What the task asks: Copy the records that follow exactly as written, but not their pictures.

Excerpted records:
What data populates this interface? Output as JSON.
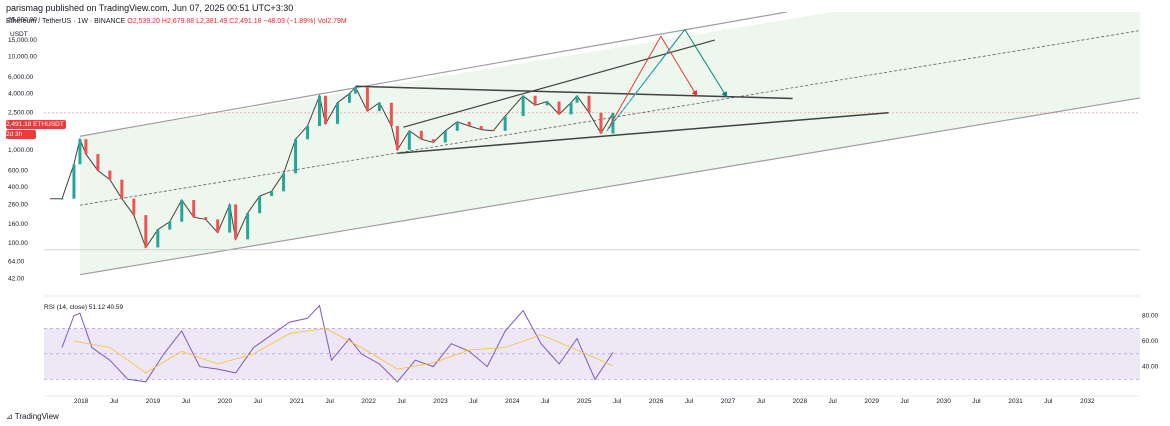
{
  "header": {
    "published": "parismag published on TradingView.com, Jun 07, 2025 00:51 UTC+3:30",
    "symbol": "Ethereum / TetherUS · 1W · BINANCE",
    "ohlc": "O2,539.20 H2,679.88 L2,381.49 C2,491.18 −48.03 (−1.89%) Vol2.79M",
    "unit": "USDT"
  },
  "price_label": {
    "value": "2,491.18",
    "ticker": "ETHUSDT",
    "countdown": "2d 3h"
  },
  "rsi_label": "RSI (14, close)  51.12  40.59",
  "footer": "TradingView",
  "colors": {
    "up": "#26a69a",
    "down": "#ef5350",
    "channel_fill": "#e8f5e9",
    "rsi_fill": "#ede7f6",
    "rsi_line": "#7e57c2",
    "rsi_ma": "#fbc02d",
    "arrow_red": "#e53935",
    "arrow_teal": "#00897b",
    "current_price_line": "#e57373"
  },
  "chart_data": [
    {
      "type": "line",
      "title": "Ethereum / TetherUS · 1W · BINANCE",
      "ylabel": "USDT",
      "yscale": "log",
      "ylim": [
        30,
        30000
      ],
      "y_ticks": [
        25000,
        15000,
        10000,
        6000,
        4000,
        2500,
        1500,
        1000,
        600,
        400,
        260,
        160,
        100,
        64,
        42
      ],
      "y_tick_labels": [
        "25,000.00",
        "15,000.00",
        "10,000.00",
        "6,000.00",
        "4,000.00",
        "2,500.00",
        "1,500.00",
        "1,000.00",
        "600.00",
        "400.00",
        "260.00",
        "160.00",
        "100.00",
        "64.00",
        "42.00"
      ],
      "x_tick_labels": [
        "2018",
        "Jul",
        "2019",
        "Jul",
        "2020",
        "Jul",
        "2021",
        "Jul",
        "2022",
        "Jul",
        "2023",
        "Jul",
        "2024",
        "Jul",
        "2025",
        "Jul",
        "2026",
        "Jul",
        "2027",
        "Jul",
        "2028",
        "Jul",
        "2029",
        "Jul",
        "2030",
        "Jul",
        "2031",
        "Jul",
        "2032"
      ],
      "last_price": 2491.18,
      "series": [
        {
          "name": "ETHUSDT",
          "points": [
            [
              "2017-08",
              300
            ],
            [
              "2017-10",
              300
            ],
            [
              "2017-12",
              700
            ],
            [
              "2018-01",
              1300
            ],
            [
              "2018-02",
              900
            ],
            [
              "2018-04",
              600
            ],
            [
              "2018-06",
              480
            ],
            [
              "2018-08",
              300
            ],
            [
              "2018-10",
              200
            ],
            [
              "2018-12",
              90
            ],
            [
              "2019-02",
              140
            ],
            [
              "2019-04",
              170
            ],
            [
              "2019-06",
              290
            ],
            [
              "2019-08",
              190
            ],
            [
              "2019-10",
              180
            ],
            [
              "2019-12",
              130
            ],
            [
              "2020-02",
              260
            ],
            [
              "2020-03",
              110
            ],
            [
              "2020-05",
              210
            ],
            [
              "2020-07",
              320
            ],
            [
              "2020-09",
              360
            ],
            [
              "2020-11",
              560
            ],
            [
              "2021-01",
              1300
            ],
            [
              "2021-03",
              1800
            ],
            [
              "2021-05",
              3800
            ],
            [
              "2021-06",
              1900
            ],
            [
              "2021-08",
              3200
            ],
            [
              "2021-10",
              4000
            ],
            [
              "2021-11",
              4700
            ],
            [
              "2022-01",
              2600
            ],
            [
              "2022-03",
              3200
            ],
            [
              "2022-05",
              1800
            ],
            [
              "2022-06",
              1000
            ],
            [
              "2022-08",
              1600
            ],
            [
              "2022-10",
              1300
            ],
            [
              "2022-12",
              1200
            ],
            [
              "2023-02",
              1600
            ],
            [
              "2023-04",
              2000
            ],
            [
              "2023-06",
              1800
            ],
            [
              "2023-08",
              1650
            ],
            [
              "2023-10",
              1600
            ],
            [
              "2023-12",
              2300
            ],
            [
              "2024-03",
              3800
            ],
            [
              "2024-05",
              3000
            ],
            [
              "2024-07",
              3300
            ],
            [
              "2024-09",
              2400
            ],
            [
              "2024-11",
              3200
            ],
            [
              "2024-12",
              3800
            ],
            [
              "2025-02",
              2500
            ],
            [
              "2025-04",
              1500
            ],
            [
              "2025-06",
              2491.18
            ]
          ]
        }
      ],
      "annotations": [
        "ascending channel",
        "channel midline (dashed)",
        "triangle",
        "projection arrows (red, teal)"
      ]
    },
    {
      "type": "line",
      "title": "RSI (14, close)",
      "ylim": [
        20,
        90
      ],
      "y_ticks": [
        80,
        60,
        40
      ],
      "y_tick_labels": [
        "80.00",
        "60.00",
        "40.00"
      ],
      "bands": [
        30,
        70
      ],
      "series": [
        {
          "name": "RSI",
          "points": [
            [
              "2017-10",
              55
            ],
            [
              "2017-12",
              80
            ],
            [
              "2018-01",
              82
            ],
            [
              "2018-03",
              55
            ],
            [
              "2018-06",
              45
            ],
            [
              "2018-09",
              30
            ],
            [
              "2018-12",
              28
            ],
            [
              "2019-03",
              50
            ],
            [
              "2019-06",
              68
            ],
            [
              "2019-09",
              40
            ],
            [
              "2019-12",
              38
            ],
            [
              "2020-03",
              35
            ],
            [
              "2020-06",
              55
            ],
            [
              "2020-09",
              65
            ],
            [
              "2020-12",
              75
            ],
            [
              "2021-03",
              78
            ],
            [
              "2021-05",
              88
            ],
            [
              "2021-07",
              45
            ],
            [
              "2021-10",
              62
            ],
            [
              "2021-12",
              50
            ],
            [
              "2022-03",
              42
            ],
            [
              "2022-06",
              28
            ],
            [
              "2022-09",
              45
            ],
            [
              "2022-12",
              40
            ],
            [
              "2023-03",
              58
            ],
            [
              "2023-06",
              52
            ],
            [
              "2023-09",
              40
            ],
            [
              "2023-12",
              68
            ],
            [
              "2024-03",
              84
            ],
            [
              "2024-06",
              58
            ],
            [
              "2024-09",
              42
            ],
            [
              "2024-12",
              62
            ],
            [
              "2025-03",
              30
            ],
            [
              "2025-06",
              51.12
            ]
          ]
        },
        {
          "name": "RSI-based MA",
          "points": [
            [
              "2017-12",
              60
            ],
            [
              "2018-06",
              55
            ],
            [
              "2018-12",
              35
            ],
            [
              "2019-06",
              52
            ],
            [
              "2019-12",
              42
            ],
            [
              "2020-06",
              50
            ],
            [
              "2020-12",
              66
            ],
            [
              "2021-06",
              70
            ],
            [
              "2021-12",
              55
            ],
            [
              "2022-06",
              38
            ],
            [
              "2022-12",
              43
            ],
            [
              "2023-06",
              53
            ],
            [
              "2023-12",
              55
            ],
            [
              "2024-06",
              65
            ],
            [
              "2024-12",
              53
            ],
            [
              "2025-06",
              40.59
            ]
          ]
        }
      ]
    }
  ]
}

Answer box:
What data populates this interface? Output as JSON.
{
  "header": {
    "published": "parismag published on TradingView.com, Jun 07, 2025 00:51 UTC+3:30",
    "symbol": "Ethereum / TetherUS · 1W · BINANCE",
    "ohlc": "O2,539.20 H2,679.88 L2,381.49 C2,491.18 −48.03 (−1.89%) Vol2.79M",
    "unit": "USDT"
  },
  "price_label": {
    "value": "2,491.18",
    "ticker": "ETHUSDT",
    "countdown": "2d 3h"
  },
  "rsi_label": "RSI (14, close)  51.12  40.59",
  "footer": "TradingView",
  "colors": {
    "up": "#26a69a",
    "down": "#ef5350",
    "channel_fill": "#e8f5e9",
    "rsi_fill": "#ede7f6",
    "rsi_line": "#7e57c2",
    "rsi_ma": "#fbc02d",
    "arrow_red": "#e53935",
    "arrow_teal": "#00897b",
    "current_price_line": "#e57373"
  },
  "chart_data": [
    {
      "type": "line",
      "title": "Ethereum / TetherUS · 1W · BINANCE",
      "ylabel": "USDT",
      "yscale": "log",
      "ylim": [
        30,
        30000
      ],
      "y_ticks": [
        25000,
        15000,
        10000,
        6000,
        4000,
        2500,
        1500,
        1000,
        600,
        400,
        260,
        160,
        100,
        64,
        42
      ],
      "y_tick_labels": [
        "25,000.00",
        "15,000.00",
        "10,000.00",
        "6,000.00",
        "4,000.00",
        "2,500.00",
        "1,500.00",
        "1,000.00",
        "600.00",
        "400.00",
        "260.00",
        "160.00",
        "100.00",
        "64.00",
        "42.00"
      ],
      "x_tick_labels": [
        "2018",
        "Jul",
        "2019",
        "Jul",
        "2020",
        "Jul",
        "2021",
        "Jul",
        "2022",
        "Jul",
        "2023",
        "Jul",
        "2024",
        "Jul",
        "2025",
        "Jul",
        "2026",
        "Jul",
        "2027",
        "Jul",
        "2028",
        "Jul",
        "2029",
        "Jul",
        "2030",
        "Jul",
        "2031",
        "Jul",
        "2032"
      ],
      "last_price": 2491.18,
      "series": [
        {
          "name": "ETHUSDT",
          "points": [
            [
              "2017-08",
              300
            ],
            [
              "2017-10",
              300
            ],
            [
              "2017-12",
              700
            ],
            [
              "2018-01",
              1300
            ],
            [
              "2018-02",
              900
            ],
            [
              "2018-04",
              600
            ],
            [
              "2018-06",
              480
            ],
            [
              "2018-08",
              300
            ],
            [
              "2018-10",
              200
            ],
            [
              "2018-12",
              90
            ],
            [
              "2019-02",
              140
            ],
            [
              "2019-04",
              170
            ],
            [
              "2019-06",
              290
            ],
            [
              "2019-08",
              190
            ],
            [
              "2019-10",
              180
            ],
            [
              "2019-12",
              130
            ],
            [
              "2020-02",
              260
            ],
            [
              "2020-03",
              110
            ],
            [
              "2020-05",
              210
            ],
            [
              "2020-07",
              320
            ],
            [
              "2020-09",
              360
            ],
            [
              "2020-11",
              560
            ],
            [
              "2021-01",
              1300
            ],
            [
              "2021-03",
              1800
            ],
            [
              "2021-05",
              3800
            ],
            [
              "2021-06",
              1900
            ],
            [
              "2021-08",
              3200
            ],
            [
              "2021-10",
              4000
            ],
            [
              "2021-11",
              4700
            ],
            [
              "2022-01",
              2600
            ],
            [
              "2022-03",
              3200
            ],
            [
              "2022-05",
              1800
            ],
            [
              "2022-06",
              1000
            ],
            [
              "2022-08",
              1600
            ],
            [
              "2022-10",
              1300
            ],
            [
              "2022-12",
              1200
            ],
            [
              "2023-02",
              1600
            ],
            [
              "2023-04",
              2000
            ],
            [
              "2023-06",
              1800
            ],
            [
              "2023-08",
              1650
            ],
            [
              "2023-10",
              1600
            ],
            [
              "2023-12",
              2300
            ],
            [
              "2024-03",
              3800
            ],
            [
              "2024-05",
              3000
            ],
            [
              "2024-07",
              3300
            ],
            [
              "2024-09",
              2400
            ],
            [
              "2024-11",
              3200
            ],
            [
              "2024-12",
              3800
            ],
            [
              "2025-02",
              2500
            ],
            [
              "2025-04",
              1500
            ],
            [
              "2025-06",
              2491.18
            ]
          ]
        }
      ],
      "annotations": [
        "ascending channel",
        "channel midline (dashed)",
        "triangle",
        "projection arrows (red, teal)"
      ]
    },
    {
      "type": "line",
      "title": "RSI (14, close)",
      "ylim": [
        20,
        90
      ],
      "y_ticks": [
        80,
        60,
        40
      ],
      "y_tick_labels": [
        "80.00",
        "60.00",
        "40.00"
      ],
      "bands": [
        30,
        70
      ],
      "series": [
        {
          "name": "RSI",
          "points": [
            [
              "2017-10",
              55
            ],
            [
              "2017-12",
              80
            ],
            [
              "2018-01",
              82
            ],
            [
              "2018-03",
              55
            ],
            [
              "2018-06",
              45
            ],
            [
              "2018-09",
              30
            ],
            [
              "2018-12",
              28
            ],
            [
              "2019-03",
              50
            ],
            [
              "2019-06",
              68
            ],
            [
              "2019-09",
              40
            ],
            [
              "2019-12",
              38
            ],
            [
              "2020-03",
              35
            ],
            [
              "2020-06",
              55
            ],
            [
              "2020-09",
              65
            ],
            [
              "2020-12",
              75
            ],
            [
              "2021-03",
              78
            ],
            [
              "2021-05",
              88
            ],
            [
              "2021-07",
              45
            ],
            [
              "2021-10",
              62
            ],
            [
              "2021-12",
              50
            ],
            [
              "2022-03",
              42
            ],
            [
              "2022-06",
              28
            ],
            [
              "2022-09",
              45
            ],
            [
              "2022-12",
              40
            ],
            [
              "2023-03",
              58
            ],
            [
              "2023-06",
              52
            ],
            [
              "2023-09",
              40
            ],
            [
              "2023-12",
              68
            ],
            [
              "2024-03",
              84
            ],
            [
              "2024-06",
              58
            ],
            [
              "2024-09",
              42
            ],
            [
              "2024-12",
              62
            ],
            [
              "2025-03",
              30
            ],
            [
              "2025-06",
              51.12
            ]
          ]
        },
        {
          "name": "RSI-based MA",
          "points": [
            [
              "2017-12",
              60
            ],
            [
              "2018-06",
              55
            ],
            [
              "2018-12",
              35
            ],
            [
              "2019-06",
              52
            ],
            [
              "2019-12",
              42
            ],
            [
              "2020-06",
              50
            ],
            [
              "2020-12",
              66
            ],
            [
              "2021-06",
              70
            ],
            [
              "2021-12",
              55
            ],
            [
              "2022-06",
              38
            ],
            [
              "2022-12",
              43
            ],
            [
              "2023-06",
              53
            ],
            [
              "2023-12",
              55
            ],
            [
              "2024-06",
              65
            ],
            [
              "2024-12",
              53
            ],
            [
              "2025-06",
              40.59
            ]
          ]
        }
      ]
    }
  ]
}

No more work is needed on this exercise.